## Task details
What lines of the data hold the string "photo"? Pull each one out.

## Page and application data records
------

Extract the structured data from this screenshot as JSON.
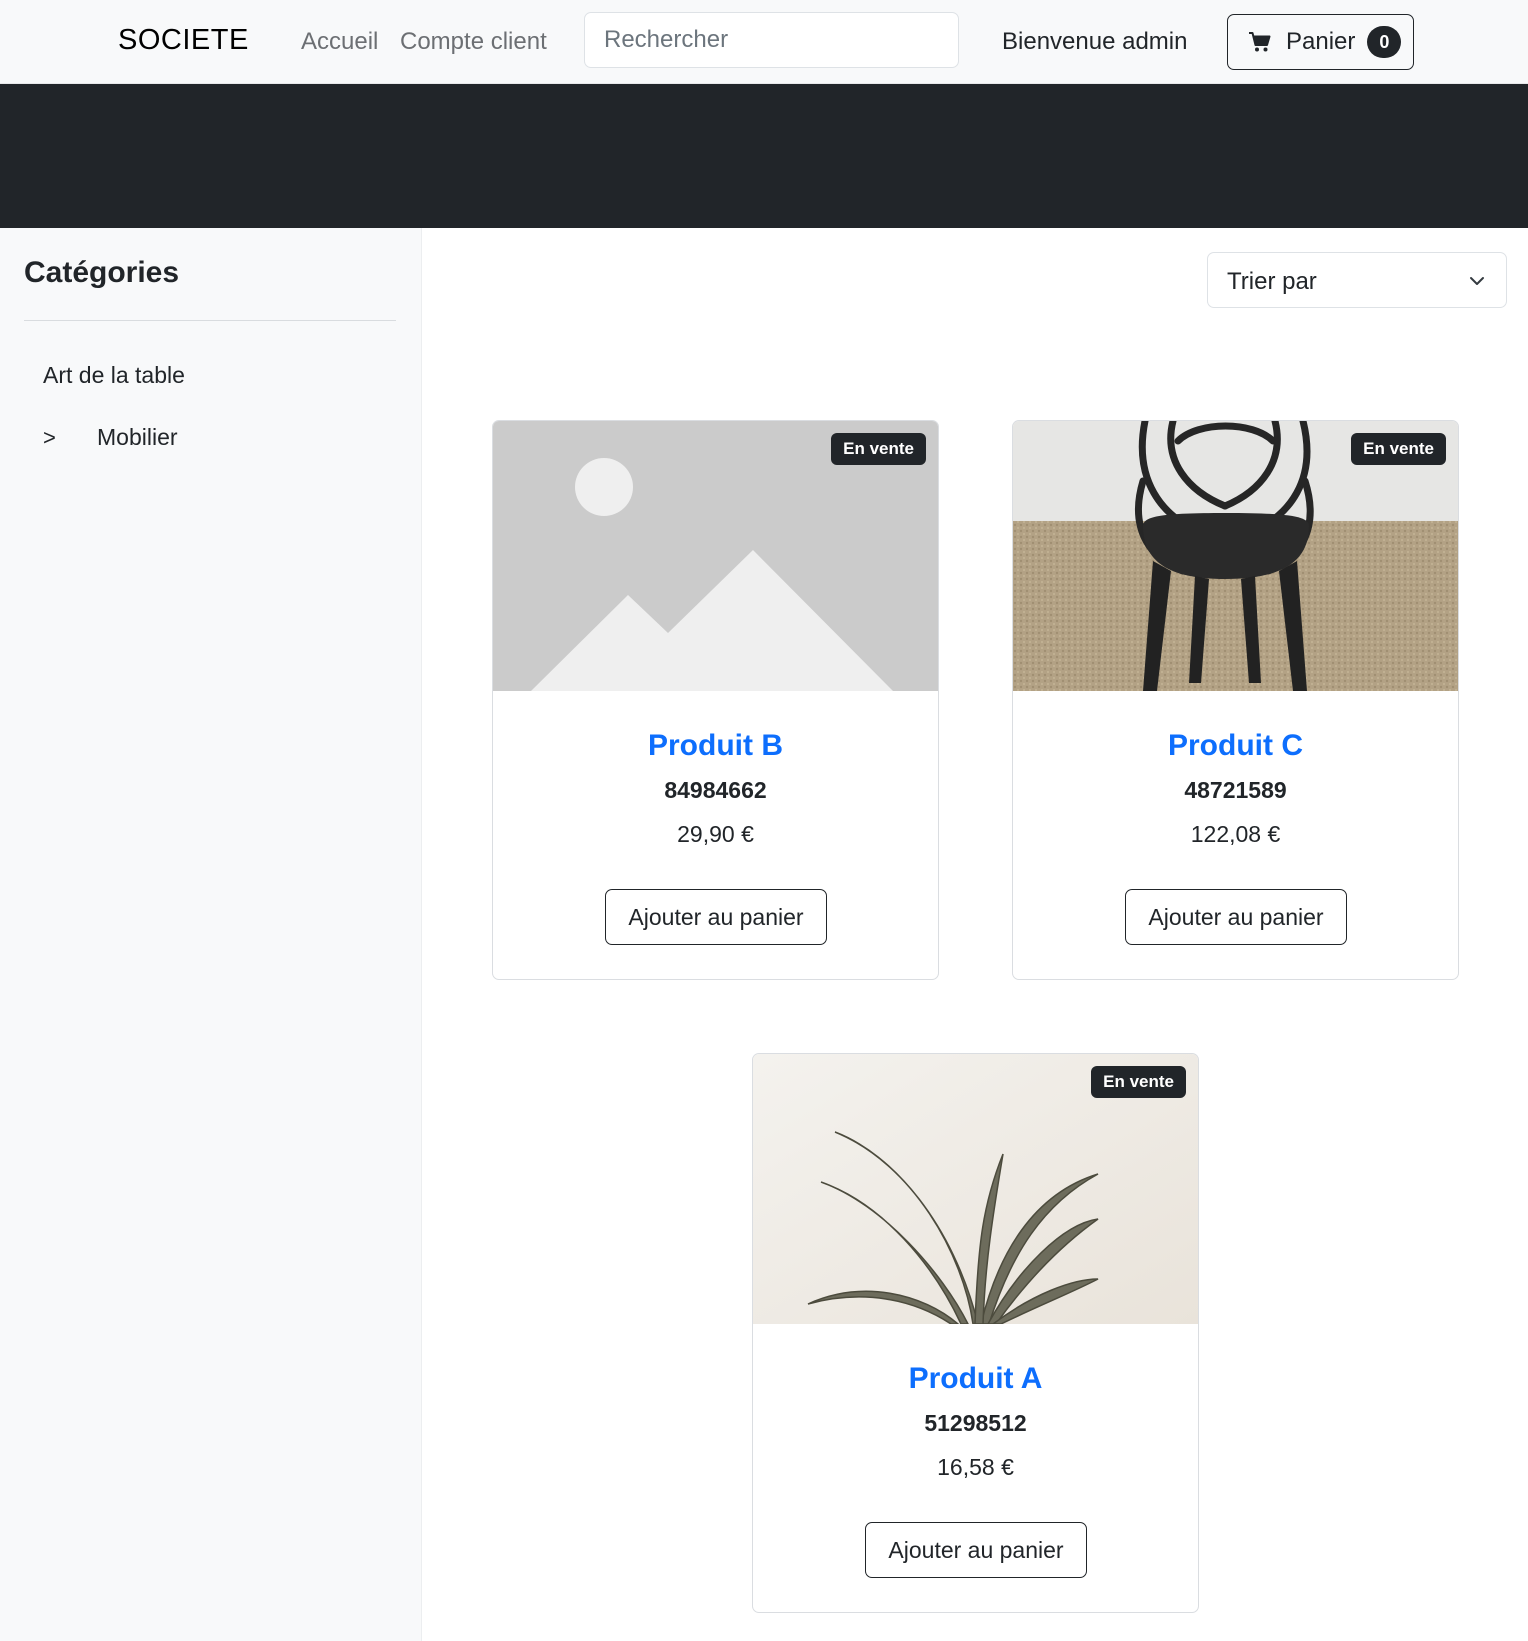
{
  "navbar": {
    "brand": "SOCIETE",
    "links": [
      "Accueil",
      "Compte client"
    ],
    "search_placeholder": "Rechercher",
    "welcome": "Bienvenue admin",
    "cart_label": "Panier",
    "cart_count": "0"
  },
  "sidebar": {
    "title": "Catégories",
    "items": [
      {
        "label": "Art de la table"
      },
      {
        "prefix": ">",
        "label": "Mobilier"
      }
    ]
  },
  "sort": {
    "label": "Trier par"
  },
  "products": [
    {
      "badge": "En vente",
      "name": "Produit B",
      "reference": "84984662",
      "price": "29,90 €",
      "button": "Ajouter au panier",
      "image": "placeholder-image"
    },
    {
      "badge": "En vente",
      "name": "Produit C",
      "reference": "48721589",
      "price": "122,08 €",
      "button": "Ajouter au panier",
      "image": "black-chair-photo"
    },
    {
      "badge": "En vente",
      "name": "Produit A",
      "reference": "51298512",
      "price": "16,58 €",
      "button": "Ajouter au panier",
      "image": "plant-photo"
    }
  ],
  "icons": {
    "cart": "cart-icon",
    "sort": "chevron-down-icon"
  },
  "colors": {
    "accent": "#0d6efd",
    "dark": "#212529",
    "navbar_bg": "#f8f9fa"
  }
}
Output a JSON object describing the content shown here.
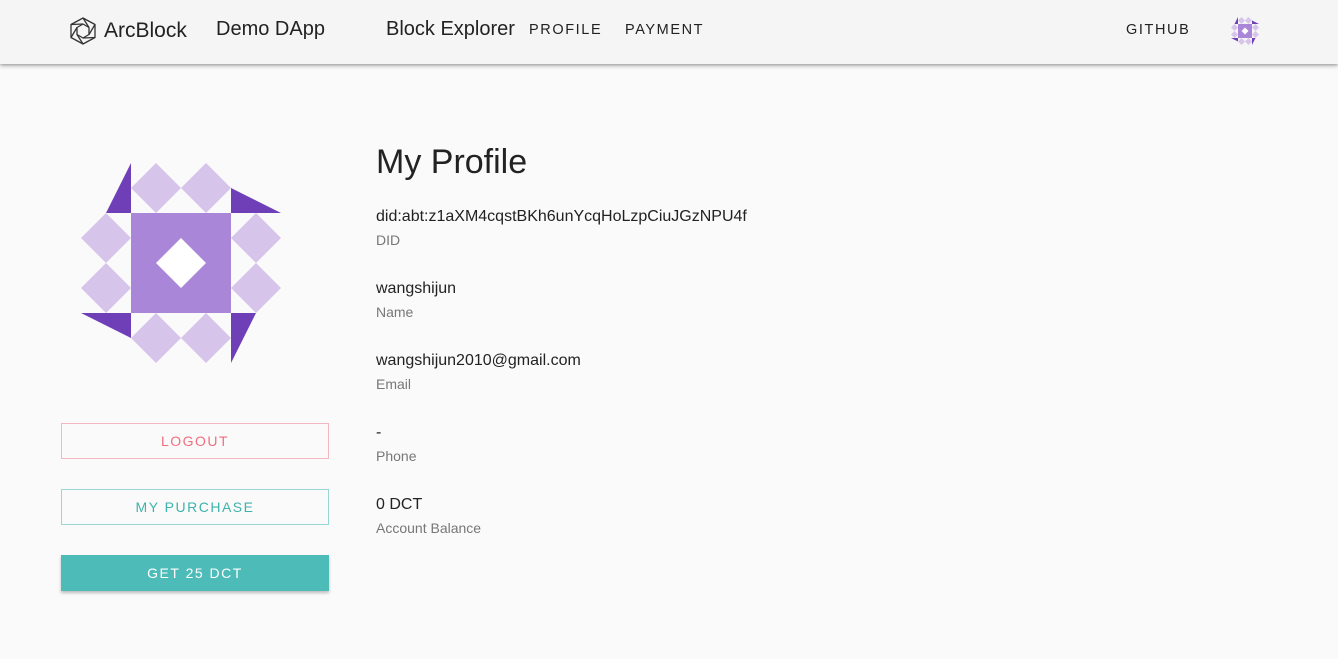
{
  "header": {
    "brand": "ArcBlock",
    "app_name": "Demo DApp",
    "explorer": "Block Explorer",
    "nav": [
      "PROFILE",
      "PAYMENT"
    ],
    "github": "GITHUB"
  },
  "sidebar": {
    "buttons": {
      "logout": "LOGOUT",
      "purchase": "MY PURCHASE",
      "get_token": "GET 25 DCT"
    }
  },
  "profile": {
    "title": "My Profile",
    "fields": [
      {
        "value": "did:abt:z1aXM4cqstBKh6unYcqHoLzpCiuJGzNPU4f",
        "label": "DID"
      },
      {
        "value": "wangshijun",
        "label": "Name"
      },
      {
        "value": "wangshijun2010@gmail.com",
        "label": "Email"
      },
      {
        "value": "-",
        "label": "Phone"
      },
      {
        "value": "0 DCT",
        "label": "Account Balance"
      }
    ]
  },
  "colors": {
    "accent": "#4dbbb8",
    "danger": "#ef6f7f",
    "avatar_dark": "#6f3fb8",
    "avatar_mid": "#a986d8",
    "avatar_light": "#d6c4eb"
  }
}
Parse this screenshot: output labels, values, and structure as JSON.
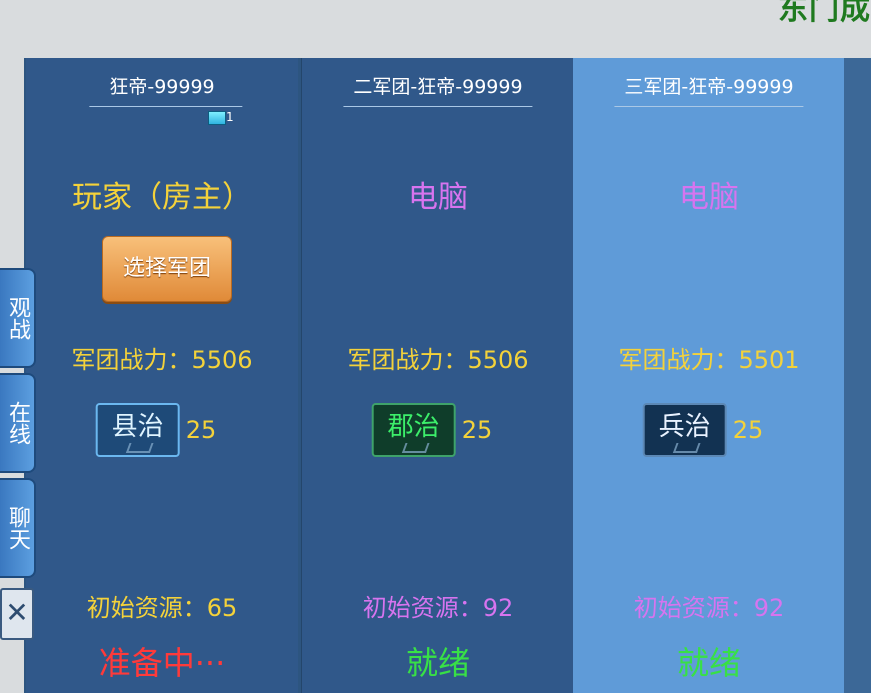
{
  "header": {
    "corner_title": "东门成"
  },
  "side_tabs": [
    {
      "label": "观战"
    },
    {
      "label": "在线"
    },
    {
      "label": "聊天"
    }
  ],
  "close": {
    "label": "✕"
  },
  "slots": [
    {
      "name": "狂帝-99999",
      "host_badge": "1",
      "role": "玩家（房主）",
      "select_button": "选择军团",
      "power": "军团战力：5506",
      "rank_title": "县治",
      "rank_level": "25",
      "resource": "初始资源：65",
      "status": "准备中···"
    },
    {
      "name": "二军团-狂帝-99999",
      "role": "电脑",
      "power": "军团战力：5506",
      "rank_title": "郡治",
      "rank_level": "25",
      "resource": "初始资源：92",
      "status": "就绪"
    },
    {
      "name": "三军团-狂帝-99999",
      "role": "电脑",
      "power": "军团战力：5501",
      "rank_title": "兵治",
      "rank_level": "25",
      "resource": "初始资源：92",
      "status": "就绪"
    }
  ],
  "colors": {
    "player": "#f4d23a",
    "ai": "#d774ef",
    "ready": "#38e046",
    "waiting": "#ff3a3a"
  }
}
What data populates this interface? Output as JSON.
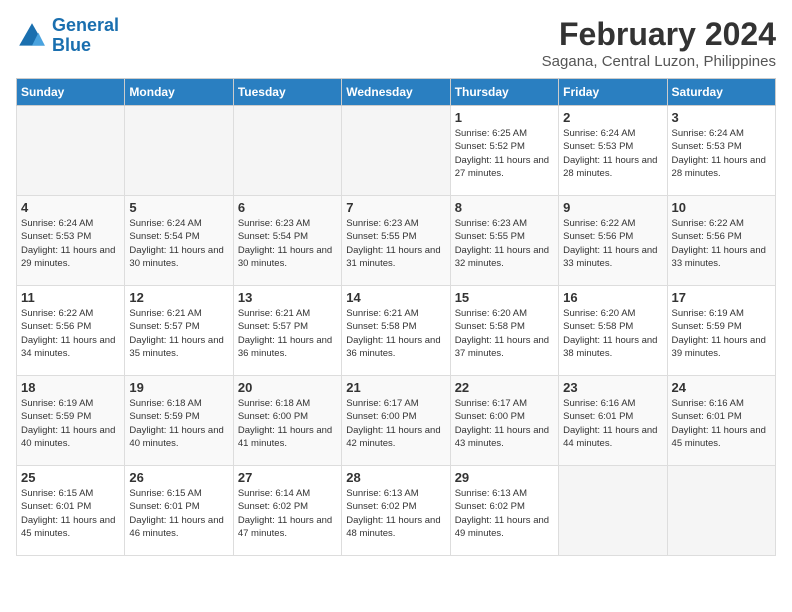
{
  "header": {
    "logo_line1": "General",
    "logo_line2": "Blue",
    "month_year": "February 2024",
    "location": "Sagana, Central Luzon, Philippines"
  },
  "days_of_week": [
    "Sunday",
    "Monday",
    "Tuesday",
    "Wednesday",
    "Thursday",
    "Friday",
    "Saturday"
  ],
  "weeks": [
    [
      {
        "day": "",
        "empty": true
      },
      {
        "day": "",
        "empty": true
      },
      {
        "day": "",
        "empty": true
      },
      {
        "day": "",
        "empty": true
      },
      {
        "day": "1",
        "sunrise": "6:25 AM",
        "sunset": "5:52 PM",
        "daylight": "11 hours and 27 minutes."
      },
      {
        "day": "2",
        "sunrise": "6:24 AM",
        "sunset": "5:53 PM",
        "daylight": "11 hours and 28 minutes."
      },
      {
        "day": "3",
        "sunrise": "6:24 AM",
        "sunset": "5:53 PM",
        "daylight": "11 hours and 28 minutes."
      }
    ],
    [
      {
        "day": "4",
        "sunrise": "6:24 AM",
        "sunset": "5:53 PM",
        "daylight": "11 hours and 29 minutes."
      },
      {
        "day": "5",
        "sunrise": "6:24 AM",
        "sunset": "5:54 PM",
        "daylight": "11 hours and 30 minutes."
      },
      {
        "day": "6",
        "sunrise": "6:23 AM",
        "sunset": "5:54 PM",
        "daylight": "11 hours and 30 minutes."
      },
      {
        "day": "7",
        "sunrise": "6:23 AM",
        "sunset": "5:55 PM",
        "daylight": "11 hours and 31 minutes."
      },
      {
        "day": "8",
        "sunrise": "6:23 AM",
        "sunset": "5:55 PM",
        "daylight": "11 hours and 32 minutes."
      },
      {
        "day": "9",
        "sunrise": "6:22 AM",
        "sunset": "5:56 PM",
        "daylight": "11 hours and 33 minutes."
      },
      {
        "day": "10",
        "sunrise": "6:22 AM",
        "sunset": "5:56 PM",
        "daylight": "11 hours and 33 minutes."
      }
    ],
    [
      {
        "day": "11",
        "sunrise": "6:22 AM",
        "sunset": "5:56 PM",
        "daylight": "11 hours and 34 minutes."
      },
      {
        "day": "12",
        "sunrise": "6:21 AM",
        "sunset": "5:57 PM",
        "daylight": "11 hours and 35 minutes."
      },
      {
        "day": "13",
        "sunrise": "6:21 AM",
        "sunset": "5:57 PM",
        "daylight": "11 hours and 36 minutes."
      },
      {
        "day": "14",
        "sunrise": "6:21 AM",
        "sunset": "5:58 PM",
        "daylight": "11 hours and 36 minutes."
      },
      {
        "day": "15",
        "sunrise": "6:20 AM",
        "sunset": "5:58 PM",
        "daylight": "11 hours and 37 minutes."
      },
      {
        "day": "16",
        "sunrise": "6:20 AM",
        "sunset": "5:58 PM",
        "daylight": "11 hours and 38 minutes."
      },
      {
        "day": "17",
        "sunrise": "6:19 AM",
        "sunset": "5:59 PM",
        "daylight": "11 hours and 39 minutes."
      }
    ],
    [
      {
        "day": "18",
        "sunrise": "6:19 AM",
        "sunset": "5:59 PM",
        "daylight": "11 hours and 40 minutes."
      },
      {
        "day": "19",
        "sunrise": "6:18 AM",
        "sunset": "5:59 PM",
        "daylight": "11 hours and 40 minutes."
      },
      {
        "day": "20",
        "sunrise": "6:18 AM",
        "sunset": "6:00 PM",
        "daylight": "11 hours and 41 minutes."
      },
      {
        "day": "21",
        "sunrise": "6:17 AM",
        "sunset": "6:00 PM",
        "daylight": "11 hours and 42 minutes."
      },
      {
        "day": "22",
        "sunrise": "6:17 AM",
        "sunset": "6:00 PM",
        "daylight": "11 hours and 43 minutes."
      },
      {
        "day": "23",
        "sunrise": "6:16 AM",
        "sunset": "6:01 PM",
        "daylight": "11 hours and 44 minutes."
      },
      {
        "day": "24",
        "sunrise": "6:16 AM",
        "sunset": "6:01 PM",
        "daylight": "11 hours and 45 minutes."
      }
    ],
    [
      {
        "day": "25",
        "sunrise": "6:15 AM",
        "sunset": "6:01 PM",
        "daylight": "11 hours and 45 minutes."
      },
      {
        "day": "26",
        "sunrise": "6:15 AM",
        "sunset": "6:01 PM",
        "daylight": "11 hours and 46 minutes."
      },
      {
        "day": "27",
        "sunrise": "6:14 AM",
        "sunset": "6:02 PM",
        "daylight": "11 hours and 47 minutes."
      },
      {
        "day": "28",
        "sunrise": "6:13 AM",
        "sunset": "6:02 PM",
        "daylight": "11 hours and 48 minutes."
      },
      {
        "day": "29",
        "sunrise": "6:13 AM",
        "sunset": "6:02 PM",
        "daylight": "11 hours and 49 minutes."
      },
      {
        "day": "",
        "empty": true
      },
      {
        "day": "",
        "empty": true
      }
    ]
  ]
}
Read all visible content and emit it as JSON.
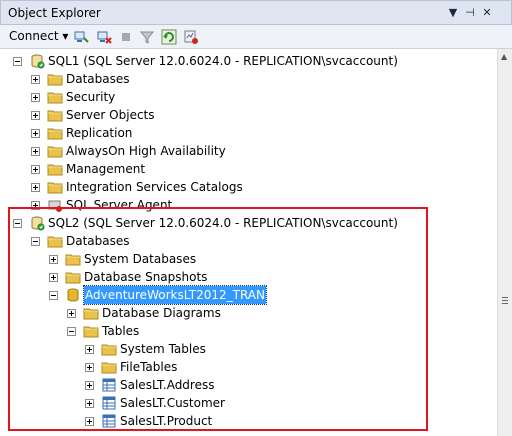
{
  "window": {
    "title": "Object Explorer",
    "controls": [
      "▼",
      "⊣",
      "✕"
    ]
  },
  "toolbar": {
    "connect_label": "Connect ▾"
  },
  "tree": [
    {
      "label": "SQL1 (SQL Server 12.0.6024.0 - REPLICATION\\svcaccount)",
      "icon": "server-icon",
      "expander": "minus",
      "level": 0
    },
    {
      "label": "Databases",
      "icon": "folder-icon",
      "expander": "plus",
      "level": 1
    },
    {
      "label": "Security",
      "icon": "folder-icon",
      "expander": "plus",
      "level": 1
    },
    {
      "label": "Server Objects",
      "icon": "folder-icon",
      "expander": "plus",
      "level": 1
    },
    {
      "label": "Replication",
      "icon": "folder-icon",
      "expander": "plus",
      "level": 1
    },
    {
      "label": "AlwaysOn High Availability",
      "icon": "folder-icon",
      "expander": "plus",
      "level": 1
    },
    {
      "label": "Management",
      "icon": "folder-icon",
      "expander": "plus",
      "level": 1
    },
    {
      "label": "Integration Services Catalogs",
      "icon": "folder-icon",
      "expander": "plus",
      "level": 1
    },
    {
      "label": "SQL Server Agent",
      "icon": "agent-icon",
      "expander": "plus",
      "level": 1
    },
    {
      "label": "SQL2 (SQL Server 12.0.6024.0 - REPLICATION\\svcaccount)",
      "icon": "server-icon",
      "expander": "minus",
      "level": 0
    },
    {
      "label": "Databases",
      "icon": "folder-icon",
      "expander": "minus",
      "level": 1
    },
    {
      "label": "System Databases",
      "icon": "folder-icon",
      "expander": "plus",
      "level": 2
    },
    {
      "label": "Database Snapshots",
      "icon": "folder-icon",
      "expander": "plus",
      "level": 2
    },
    {
      "label": "AdventureWorksLT2012_TRAN",
      "icon": "database-icon",
      "expander": "minus",
      "level": 2,
      "selected": true
    },
    {
      "label": "Database Diagrams",
      "icon": "folder-icon",
      "expander": "plus",
      "level": 3
    },
    {
      "label": "Tables",
      "icon": "folder-icon",
      "expander": "minus",
      "level": 3
    },
    {
      "label": "System Tables",
      "icon": "folder-icon",
      "expander": "plus",
      "level": 4
    },
    {
      "label": "FileTables",
      "icon": "folder-icon",
      "expander": "plus",
      "level": 4
    },
    {
      "label": "SalesLT.Address",
      "icon": "table-icon",
      "expander": "plus",
      "level": 4
    },
    {
      "label": "SalesLT.Customer",
      "icon": "table-icon",
      "expander": "plus",
      "level": 4
    },
    {
      "label": "SalesLT.Product",
      "icon": "table-icon",
      "expander": "plus",
      "level": 4
    }
  ],
  "colors": {
    "highlight_box": "#e4141c",
    "selection": "#3399ff",
    "folder": "#e8c24a"
  }
}
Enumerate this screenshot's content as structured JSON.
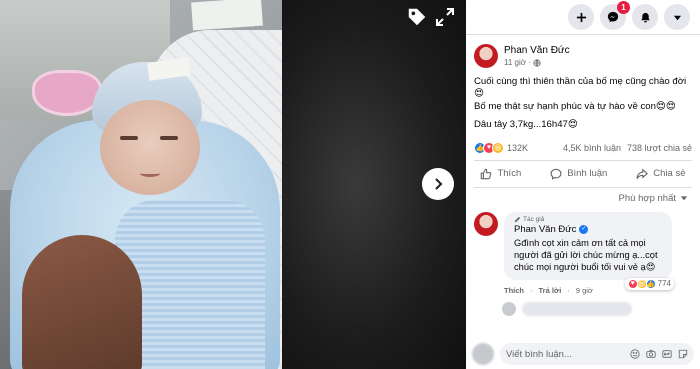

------

## Reply to the exercise
      "image": "black-chair-photo"
      "image": "plant-photo"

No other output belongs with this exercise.